* Brief
For each line below that contains the string "Tous", copy that line.

** Opening Records block **

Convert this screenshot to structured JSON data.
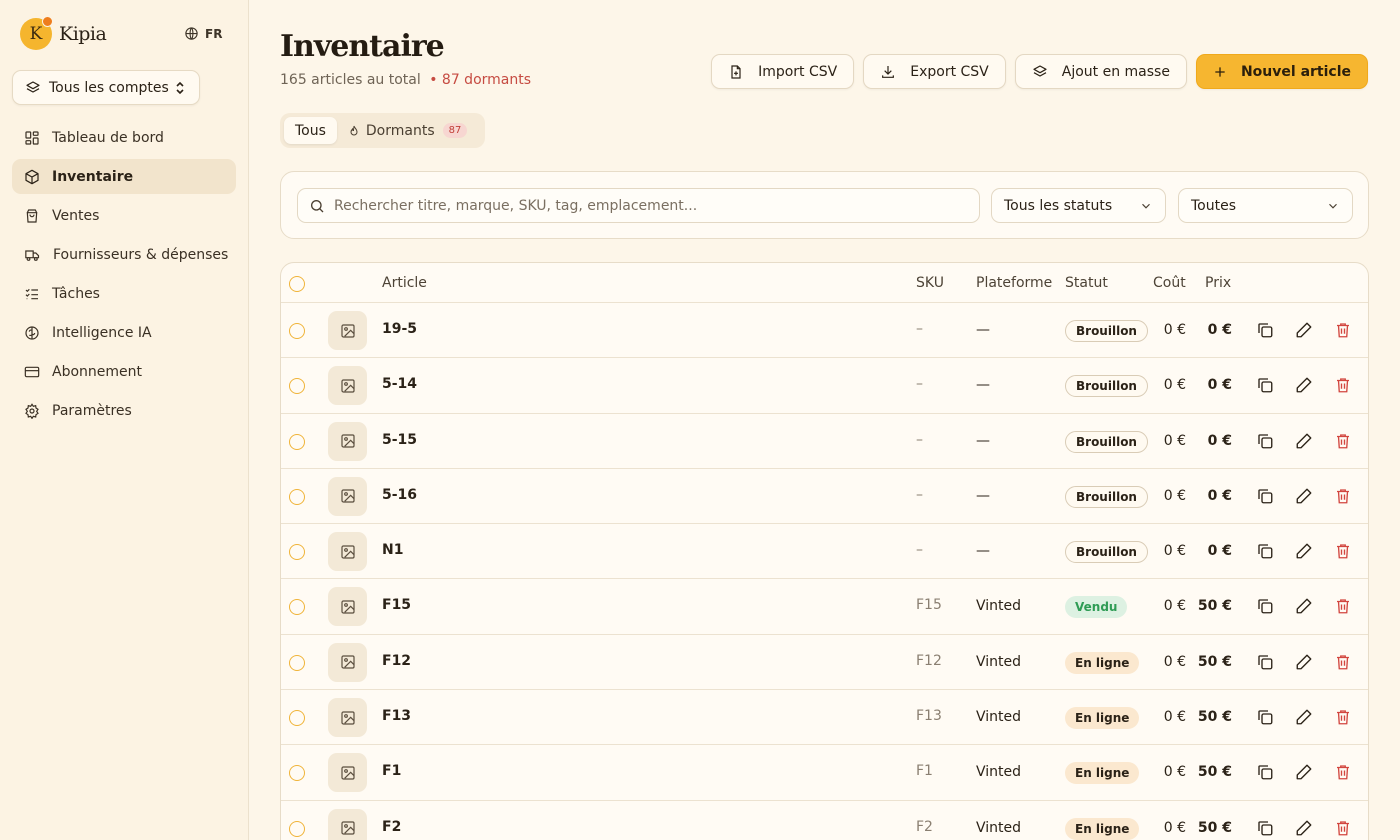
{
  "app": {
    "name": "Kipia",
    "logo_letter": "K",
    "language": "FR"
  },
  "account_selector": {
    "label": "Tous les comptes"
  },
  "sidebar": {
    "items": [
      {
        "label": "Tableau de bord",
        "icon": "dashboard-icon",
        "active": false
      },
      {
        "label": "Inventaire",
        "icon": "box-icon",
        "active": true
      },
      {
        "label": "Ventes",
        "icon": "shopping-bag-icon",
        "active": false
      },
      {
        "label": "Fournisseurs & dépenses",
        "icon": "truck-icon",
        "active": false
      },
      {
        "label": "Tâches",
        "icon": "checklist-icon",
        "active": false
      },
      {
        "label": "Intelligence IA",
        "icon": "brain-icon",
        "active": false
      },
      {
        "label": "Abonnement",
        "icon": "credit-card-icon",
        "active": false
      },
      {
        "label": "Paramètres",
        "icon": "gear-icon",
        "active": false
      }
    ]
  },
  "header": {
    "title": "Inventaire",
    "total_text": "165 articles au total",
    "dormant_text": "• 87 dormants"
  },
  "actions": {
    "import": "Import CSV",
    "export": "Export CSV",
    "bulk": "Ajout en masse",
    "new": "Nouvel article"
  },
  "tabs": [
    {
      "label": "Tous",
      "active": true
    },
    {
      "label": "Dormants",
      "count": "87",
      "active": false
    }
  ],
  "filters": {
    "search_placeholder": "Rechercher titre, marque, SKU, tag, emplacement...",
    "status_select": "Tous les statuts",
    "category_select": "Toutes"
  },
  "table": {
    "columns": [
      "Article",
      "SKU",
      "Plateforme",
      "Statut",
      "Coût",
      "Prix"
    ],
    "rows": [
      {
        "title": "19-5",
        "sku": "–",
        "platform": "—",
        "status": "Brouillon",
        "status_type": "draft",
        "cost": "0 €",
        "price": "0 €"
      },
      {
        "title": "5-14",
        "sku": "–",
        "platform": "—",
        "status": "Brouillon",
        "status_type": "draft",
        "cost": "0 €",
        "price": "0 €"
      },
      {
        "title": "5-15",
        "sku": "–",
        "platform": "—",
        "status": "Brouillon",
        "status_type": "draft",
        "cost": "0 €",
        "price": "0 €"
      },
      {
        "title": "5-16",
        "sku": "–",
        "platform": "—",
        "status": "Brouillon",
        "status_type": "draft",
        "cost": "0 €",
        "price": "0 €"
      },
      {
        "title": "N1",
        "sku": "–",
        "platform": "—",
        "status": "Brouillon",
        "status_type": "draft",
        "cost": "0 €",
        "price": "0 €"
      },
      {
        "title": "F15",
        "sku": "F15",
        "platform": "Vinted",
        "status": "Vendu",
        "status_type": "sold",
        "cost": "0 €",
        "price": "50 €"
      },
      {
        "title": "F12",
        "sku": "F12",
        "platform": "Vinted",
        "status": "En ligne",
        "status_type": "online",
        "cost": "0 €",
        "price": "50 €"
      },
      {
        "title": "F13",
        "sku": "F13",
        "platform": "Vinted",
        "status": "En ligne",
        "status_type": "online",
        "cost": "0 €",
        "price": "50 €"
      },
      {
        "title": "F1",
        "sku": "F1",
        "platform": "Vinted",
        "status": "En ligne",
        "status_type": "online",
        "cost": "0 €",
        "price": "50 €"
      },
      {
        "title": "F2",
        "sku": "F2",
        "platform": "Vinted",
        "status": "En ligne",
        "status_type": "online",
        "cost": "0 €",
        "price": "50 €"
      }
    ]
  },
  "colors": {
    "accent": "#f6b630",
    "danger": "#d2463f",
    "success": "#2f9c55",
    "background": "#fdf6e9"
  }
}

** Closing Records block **
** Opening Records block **

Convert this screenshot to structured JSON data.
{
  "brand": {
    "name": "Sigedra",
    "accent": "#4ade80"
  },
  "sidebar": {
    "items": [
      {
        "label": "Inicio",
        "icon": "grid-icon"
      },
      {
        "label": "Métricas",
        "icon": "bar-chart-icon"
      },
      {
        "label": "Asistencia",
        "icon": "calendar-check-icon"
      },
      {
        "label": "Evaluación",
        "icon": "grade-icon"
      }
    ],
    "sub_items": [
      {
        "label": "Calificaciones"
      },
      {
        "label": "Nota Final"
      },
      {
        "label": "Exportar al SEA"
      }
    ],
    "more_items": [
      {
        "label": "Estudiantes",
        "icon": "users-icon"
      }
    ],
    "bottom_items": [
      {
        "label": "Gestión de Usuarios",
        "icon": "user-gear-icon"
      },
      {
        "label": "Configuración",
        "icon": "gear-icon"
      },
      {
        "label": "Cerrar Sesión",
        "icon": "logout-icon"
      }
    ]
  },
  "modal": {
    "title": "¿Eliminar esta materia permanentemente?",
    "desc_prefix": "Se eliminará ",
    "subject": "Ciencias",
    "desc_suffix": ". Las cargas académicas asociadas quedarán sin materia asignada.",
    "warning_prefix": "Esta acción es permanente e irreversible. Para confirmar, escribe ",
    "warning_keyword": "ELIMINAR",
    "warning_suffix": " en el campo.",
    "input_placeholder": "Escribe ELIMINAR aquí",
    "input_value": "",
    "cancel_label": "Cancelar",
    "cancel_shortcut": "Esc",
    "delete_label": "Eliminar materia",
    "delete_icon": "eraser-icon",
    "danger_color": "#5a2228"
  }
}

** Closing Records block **

* Your response
    "label": "Tous les comptes"
      "label": "Tous",
    "status_select": "Tous les statuts",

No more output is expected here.